More important, what a number of policymakers on both sides have not begun to problematise is the fact that the entire region is undergoing a generational change that involves the natural replacement of those that could connect with each other’s territories at an emotional level with a new generation that has only grown up on hostile rhetoric and negative images of each other.
I remember being questioned in the University of Madras about the change in the tenor of bilateral relations once the 1947 generation is replaced by the younger lot that does not carry the baggage of Partition. My response then was that it was important to be careful about such a proposition due to the fact that while the younger generation does not have any memories of 1947, they also do not have any emotional ties with Pakistan. It must be noted that this is the last time that the army chiefs of the two countries are men that were born in each other’s countries. The Indian general is from around Multan and the Pakistani general is from Delhi. During my 45 days in India, I got a chance to interact with Muslims, people from the southern states and the younger generation. A lot of them were eager to hear what Pakistan was all about. However, the southerners, said that Pakistan was least relevant to them. All they knew about the country was through seeing the Muslims of India and the action-thriller Bollywood flicks in which all terrorists were portrayed as having some links with Pakistan. Recently, a friend visiting India was asked by a taxi driver if all Pakistanis were “atunkwadis” (terrorists). The majority of the lower and lower-middle class Indians including the Muslims had no notion of Pakistan, and what’s worse, the younger generation saw Pakistan as a pariah state. None of these people talked about Pakistan with the fondness and longing that I heard in the voices of Wassan Singh Jaat or Banarsi Lal Chaki Wala.

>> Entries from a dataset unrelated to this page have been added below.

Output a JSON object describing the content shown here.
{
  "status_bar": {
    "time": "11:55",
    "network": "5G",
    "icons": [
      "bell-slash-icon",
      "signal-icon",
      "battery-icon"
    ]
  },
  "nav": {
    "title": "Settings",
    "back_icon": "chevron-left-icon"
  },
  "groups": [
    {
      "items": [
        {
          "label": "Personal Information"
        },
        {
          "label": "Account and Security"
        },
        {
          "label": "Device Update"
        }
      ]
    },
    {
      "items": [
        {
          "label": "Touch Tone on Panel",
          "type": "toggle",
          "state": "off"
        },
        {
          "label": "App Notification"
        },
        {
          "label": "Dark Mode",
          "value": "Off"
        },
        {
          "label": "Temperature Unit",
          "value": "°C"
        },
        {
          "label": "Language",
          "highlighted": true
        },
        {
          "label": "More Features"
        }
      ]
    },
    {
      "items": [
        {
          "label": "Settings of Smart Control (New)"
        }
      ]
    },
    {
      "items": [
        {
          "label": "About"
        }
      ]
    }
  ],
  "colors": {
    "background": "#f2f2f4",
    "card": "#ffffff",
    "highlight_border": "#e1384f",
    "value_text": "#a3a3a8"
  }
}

The writer is an independent social scientist and author of Military Inc. She tweets @iamthedrifter